(Dataset rows describing interfaces)
▬▬▬▬▬▬▬▬▬▬
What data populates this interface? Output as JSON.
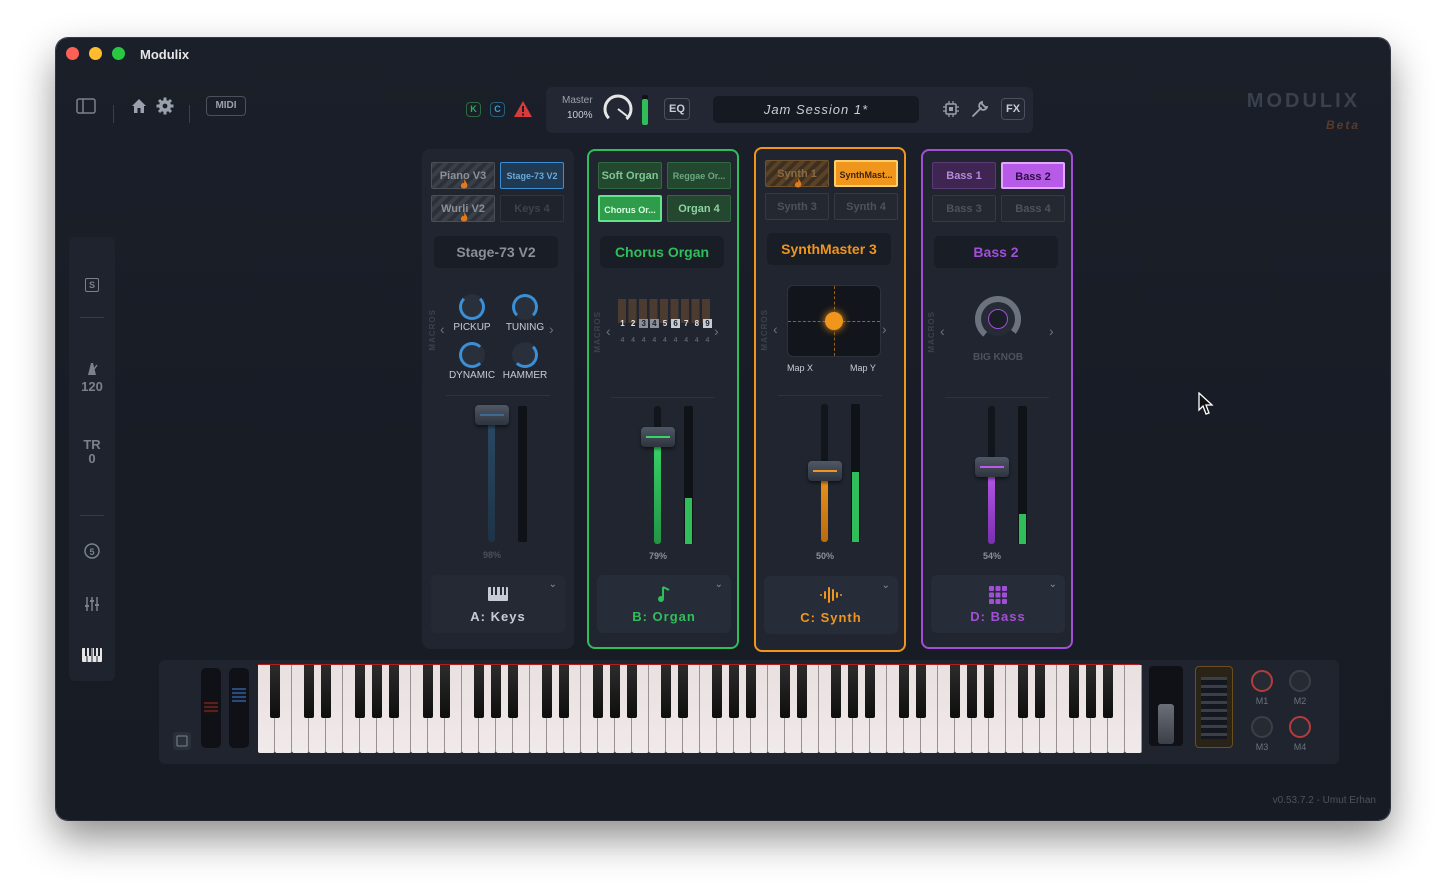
{
  "window": {
    "title": "Modulix"
  },
  "toolbar": {
    "midi_label": "MIDI",
    "k_badge": "K",
    "c_badge": "C"
  },
  "transport": {
    "master_label": "Master",
    "master_value": "100%",
    "eq_label": "EQ",
    "session_name": "Jam Session 1*",
    "fx_label": "FX"
  },
  "brand": {
    "name": "MODULIX",
    "tag": "Beta"
  },
  "sidebar": {
    "s_label": "S",
    "tempo": "120",
    "tr_label": "TR",
    "tr_value": "0"
  },
  "channels": [
    {
      "id": "A",
      "color": "#3b8fd6",
      "presets": [
        "Piano V3",
        "Stage-73 V2",
        "Wurli V2",
        "Keys 4"
      ],
      "patch_name": "Stage-73 V2",
      "macros_label": "MACROS",
      "knobs": [
        "PICKUP",
        "TUNING",
        "DYNAMIC",
        "HAMMER"
      ],
      "volume": "98%",
      "volume_level": 0.98,
      "footer": "A: Keys"
    },
    {
      "id": "B",
      "color": "#2fbe5a",
      "presets": [
        "Soft Organ",
        "Reggae Or...",
        "Chorus Or...",
        "Organ 4"
      ],
      "patch_name": "Chorus Organ",
      "macros_label": "MACROS",
      "drawbars": [
        "1",
        "2",
        "3",
        "4",
        "5",
        "6",
        "7",
        "8",
        "9"
      ],
      "drawbar_values": [
        "4",
        "4",
        "4",
        "4",
        "4",
        "4",
        "4",
        "4",
        "4"
      ],
      "volume": "79%",
      "volume_level": 0.79,
      "footer": "B: Organ"
    },
    {
      "id": "C",
      "color": "#f0961c",
      "presets": [
        "Synth 1",
        "SynthMast...",
        "Synth 3",
        "Synth 4"
      ],
      "patch_name": "SynthMaster 3",
      "macros_label": "MACROS",
      "xy_labels": [
        "Map X",
        "Map Y"
      ],
      "volume": "50%",
      "volume_level": 0.5,
      "footer": "C: Synth"
    },
    {
      "id": "D",
      "color": "#a14fd6",
      "presets": [
        "Bass 1",
        "Bass 2",
        "Bass 3",
        "Bass 4"
      ],
      "patch_name": "Bass 2",
      "macros_label": "MACROS",
      "big_knob_label": "BIG KNOB",
      "volume": "54%",
      "volume_level": 0.54,
      "footer": "D: Bass"
    }
  ],
  "keyboard": {
    "macro_knobs": [
      "M1",
      "M2",
      "M3",
      "M4"
    ]
  },
  "footer": {
    "version": "v0.53.7.2 - Umut Erhan"
  }
}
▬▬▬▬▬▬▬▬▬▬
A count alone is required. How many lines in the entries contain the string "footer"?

5